How immeasurably hard it is for us to “count it all joy” (Jas. 1:2). Yet in the example of Paul we can derive consolation from knowing that it can be done, and as well, how to do it. It. It does not have to do with our circumstances. Rather, it has to do with our attitudes. If we can fix our attitudes, then our circumstances will not matter as much. Of course, it sounds easier on paper and in theory than it really is, but that should not send us “back to the drawing board.” Instead, it keeps us right where we belong-in the work shop, trying with all of our being to trust those words: “My grace is sufficient for thee . . . .” How can such irksome and unpleasant things as sickness, death, failure, etc., be described as “grace,” a “gift” from God of which we are not worthy?
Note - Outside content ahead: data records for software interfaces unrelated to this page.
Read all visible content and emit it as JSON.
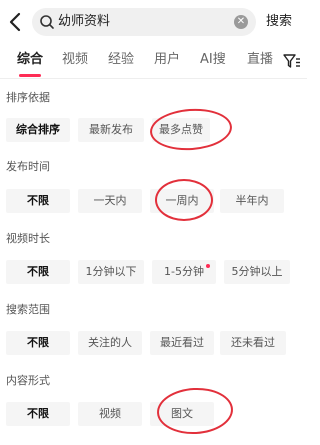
{
  "search": {
    "query": "幼师资料",
    "submit_label": "搜索"
  },
  "tabs": [
    {
      "label": "综合"
    },
    {
      "label": "视频"
    },
    {
      "label": "经验"
    },
    {
      "label": "用户"
    },
    {
      "label": "AI搜"
    },
    {
      "label": "直播"
    }
  ],
  "filters": {
    "sort": {
      "title": "排序依据",
      "options": [
        "综合排序",
        "最新发布",
        "最多点赞"
      ]
    },
    "time": {
      "title": "发布时间",
      "options": [
        "不限",
        "一天内",
        "一周内",
        "半年内"
      ]
    },
    "duration": {
      "title": "视频时长",
      "options": [
        "不限",
        "1分钟以下",
        "1-5分钟",
        "5分钟以上"
      ]
    },
    "scope": {
      "title": "搜索范围",
      "options": [
        "不限",
        "关注的人",
        "最近看过",
        "还未看过"
      ]
    },
    "content": {
      "title": "内容形式",
      "options": [
        "不限",
        "视频",
        "图文"
      ]
    }
  },
  "colors": {
    "accent": "#fe2c55",
    "annotation": "#e2303b"
  }
}
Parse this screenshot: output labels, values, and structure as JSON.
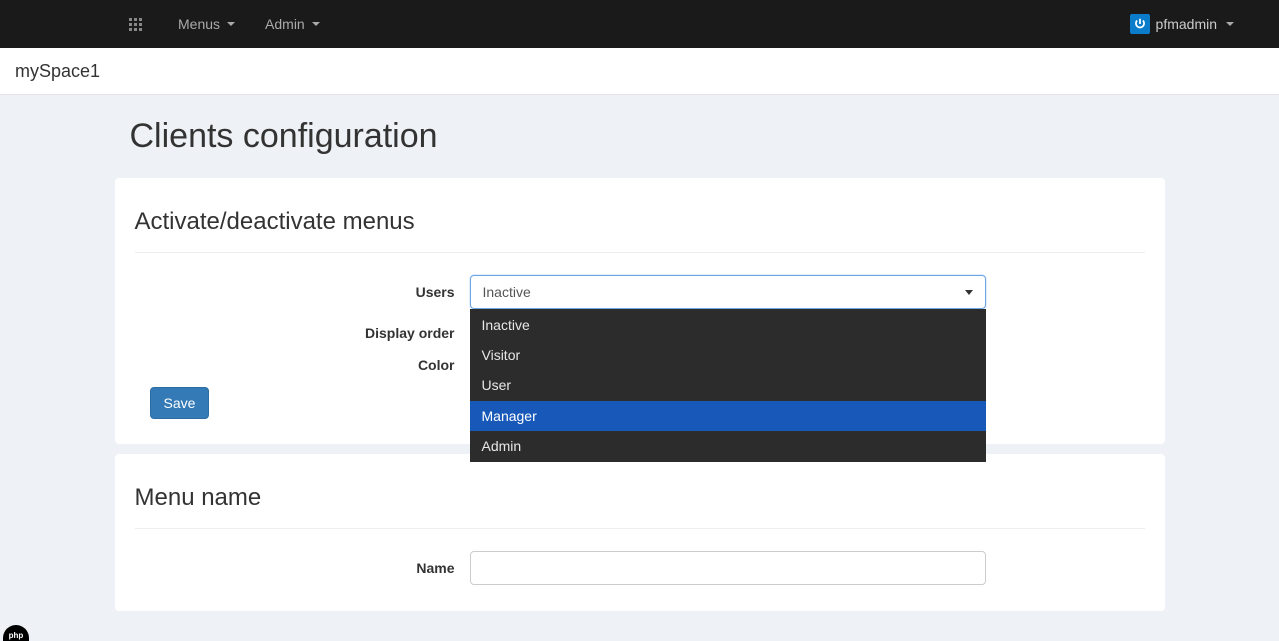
{
  "nav": {
    "menus": "Menus",
    "admin": "Admin",
    "username": "pfmadmin"
  },
  "breadcrumb": {
    "space": "mySpace1"
  },
  "page": {
    "title": "Clients configuration"
  },
  "panel1": {
    "heading": "Activate/deactivate menus",
    "labels": {
      "users": "Users",
      "display_order": "Display order",
      "color": "Color"
    },
    "users_select": {
      "selected": "Inactive",
      "options": [
        "Inactive",
        "Visitor",
        "User",
        "Manager",
        "Admin"
      ],
      "highlighted_index": 3
    },
    "save_button": "Save"
  },
  "panel2": {
    "heading": "Menu name",
    "labels": {
      "name": "Name"
    },
    "name_value": ""
  },
  "badge": {
    "text": "php"
  }
}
Only when we see them from the perspective that Paul did will we able to call them that and endure their vexations without our usual gripes and complaints. As an unknown poet once wrote:

Strange gift indeed-a thorn to prick,

‘To pierce into the very quick,

To cause perpetual sense of pain.

Strange gift! But it was given for gain.

Unwelcome, but it came to stay;

Nor could that thorn be prayed away!

It came to fill its God-planned place

A life-enriching means of grace.

O much-tried saint, with fainting heart,

The thorn with its abiding smart,

With all its wearing, ceaseless pain

Can be your means of priceless gain.

And so whatever yours may be,

From God accept it willingly.

But reckon Christ-His life, His power

To keep you in the trying hour.

And then your life will richer grow

His grace sufficient He’ll bestow.

In heaven’s glad day your praise will be,

“I’m glad for thorns; they strengthened me.”

Learning to love the dandelions that grow in our own yard is no easy job. But it is a chore that must be done. It will save us from bitterness and resentment and a host of other destructive emotions. Life will be more pleasant for us and those around us. And the service of God even under the most trying of circumstances will take on some semblance of design and purpose, and there is no question but that we will be better people and more profitable servants because of it.

Truth Magazine XXII: 12, pp. 202-203
March 23, 1978